Executives of MinusNine Technologies, Birdsboro, explain what they do

As part of a nanotechnology conference, executives of a local company shared how MinusNine Technologies benefits from the technology.

Chief Executive Officer Hans Frederick and Chief Financial Officer Jon Goodspeed of MinusNine Technologies, Birdsboro, spoke Wednesday during an informal discussion with local nanotech companies.

The event, coordinated by the Greater Reading Chamber of Commerce & Industry and the Greater Reading Keystone Innovation Zone, was held at Penn State Berks.

Nanotechnology is the study of manipulating matter on an atomic and molecular scale. It involves developing incredibly small materials or devices.

The manipulated materials are measured in nanometers, or billionths of a meter, hence the name nanotechnology.

The nanotech industry mainly involves research and development, but the conference demonstrated that businesses can incorporate the technology on a practical basis.

Frederick explained that neither he nor Goodspeed are scientists.

"You cannot identify either of us as chemists or scientists; we're businessmen," he said.

Goodspeed said the company was formed on the campus of Penn State University, University Park, in 2006.

"We were an outgrowth of nanomaterial science," Goodspeed said. "We licensed a basket of technology that involved manipulating and mixing particles."

"The next thing we had to do was to find a commercial avenue for this," Frederick said.

Today MinusNine manufactures industrial coatings that are scratch and corrosion resistant, Frederick explained.

"One of the markets for this technology is what we call knock-down furniture - inexpensive pieces which are basically made from particle board," he said. "We're developing new coatings that will enhance those products by offering greater rub or scratch resistance."

The company has grown considerably since its beginnings.

After it moved off of the Penn State campus, it set up shop in a garage in Broomall, Delaware County, and later moved to a 7,000-square-foot building in West Chester.

With the assistance of the Keystone Opportunity Zone, the company relocated to a 50,000-square-foot building in Birdsboro in January.

Goodspeed said his company reached out to several counties in an effort to relocate, and none was nearly as responsive as Berks County.

"Economically it works great for us," he said. "There are a lot of incentives to bringing a business to Berks County.

Because the building MinusNine is leasing lies within the Birdsboro Keystone Opportunity Zone, two benefits were extended to the company for relocating there, Debra Millman, director of business development for the Greater Berks Development Fund, said later by phone.

Greater Berks serves as administrator for the KOZ in the county.

Millman said because the building was vacant and is now being leased, the owner - Birdsboro Industrial Properties - does not have to pay property taxes on the property until the end of 2013.

"Although that benefits the owner, the cost of property taxes are usually passed on to the tenant through the lease," Millman explained.

"So basically the property taxes simply do not get charged back to MinusNine."

The second incentive offered to MinusNine is that the business will be exempt from paying any state corporate income taxes until the end of 2013.

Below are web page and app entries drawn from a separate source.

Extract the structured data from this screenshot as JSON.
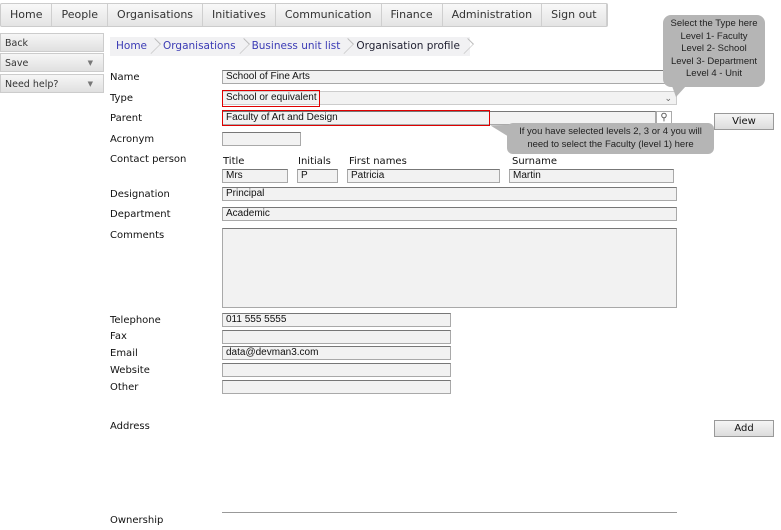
{
  "nav": [
    "Home",
    "People",
    "Organisations",
    "Initiatives",
    "Communication",
    "Finance",
    "Administration",
    "Sign out"
  ],
  "sidebar": {
    "back": "Back",
    "save": "Save",
    "help": "Need help?"
  },
  "breadcrumb": [
    "Home",
    "Organisations",
    "Business unit list",
    "Organisation profile"
  ],
  "form": {
    "name_label": "Name",
    "name": "School of Fine Arts",
    "type_label": "Type",
    "type": "School or equivalent",
    "parent_label": "Parent",
    "parent": "Faculty of Art and Design",
    "view": "View",
    "acronym_label": "Acronym",
    "acronym": "",
    "contact_label": "Contact person",
    "title_label": "Title",
    "title": "Mrs",
    "initials_label": "Initials",
    "initials": "P",
    "first_label": "First names",
    "first": "Patricia",
    "surname_label": "Surname",
    "surname": "Martin",
    "designation_label": "Designation",
    "designation": "Principal",
    "department_label": "Department",
    "department": "Academic",
    "comments_label": "Comments",
    "comments": "",
    "telephone_label": "Telephone",
    "telephone": "011 555 5555",
    "fax_label": "Fax",
    "fax": "",
    "email_label": "Email",
    "email": "data@devman3.com",
    "website_label": "Website",
    "website": "",
    "other_label": "Other",
    "other": "",
    "address_label": "Address",
    "add": "Add",
    "ownership_label": "Ownership"
  },
  "tips": {
    "type": [
      "Select the Type here",
      "Level 1- Faculty",
      "Level 2- School",
      "Level 3- Department",
      "Level 4 - Unit"
    ],
    "parent": [
      "If you have selected levels 2, 3 or 4 you will",
      "need to select the Faculty (level 1) here"
    ]
  }
}
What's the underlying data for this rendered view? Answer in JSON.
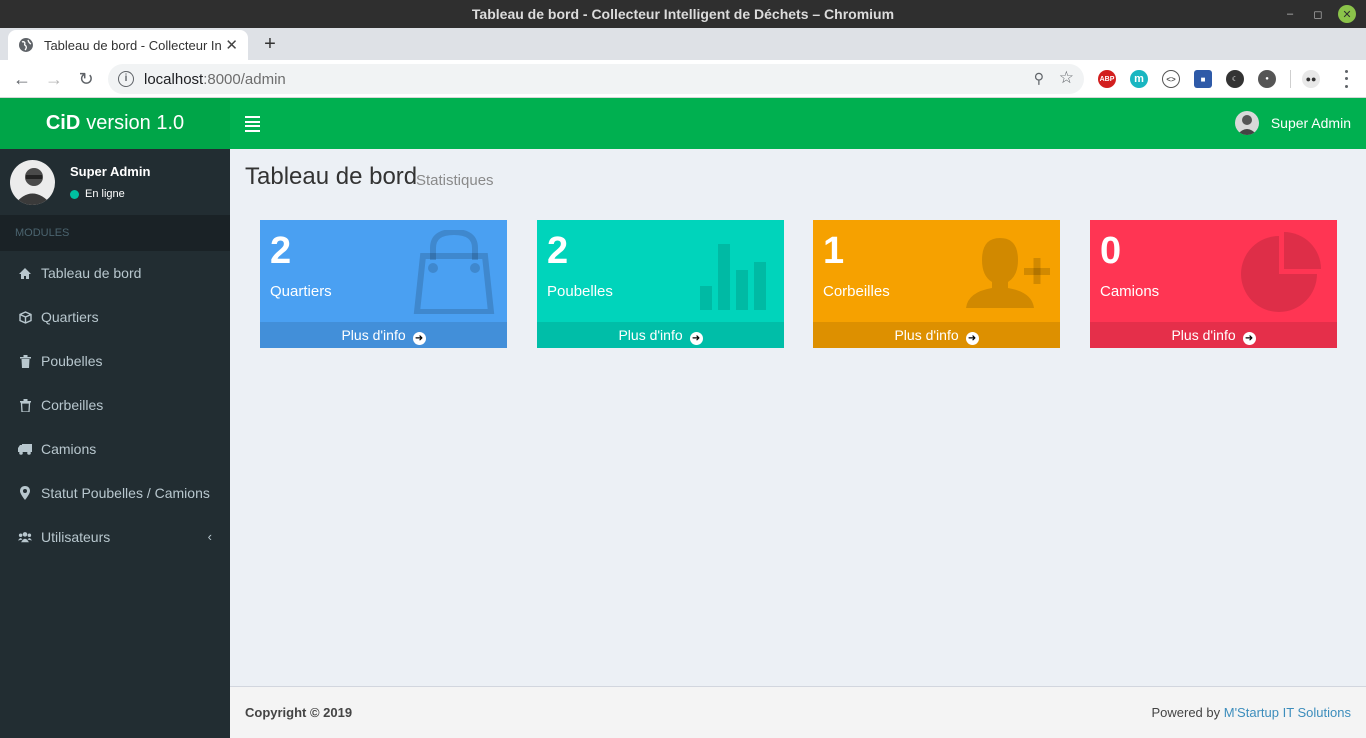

The other business featured during the session was Lancaster-based Illuminex Corp.

The company was founded by CEO and Massachusetts Institute of Technology-trained physicist Dr. Youssef M. Habib.

Habib explained his company's goal is to produce functional nanomaterials through research and development.

"We do research work for various companies," Habib said. "There are almost limitless applications for nanotechnology."

Contact David A. Kostival: 610-371-5049 or

Reading Eagle - 3/31/11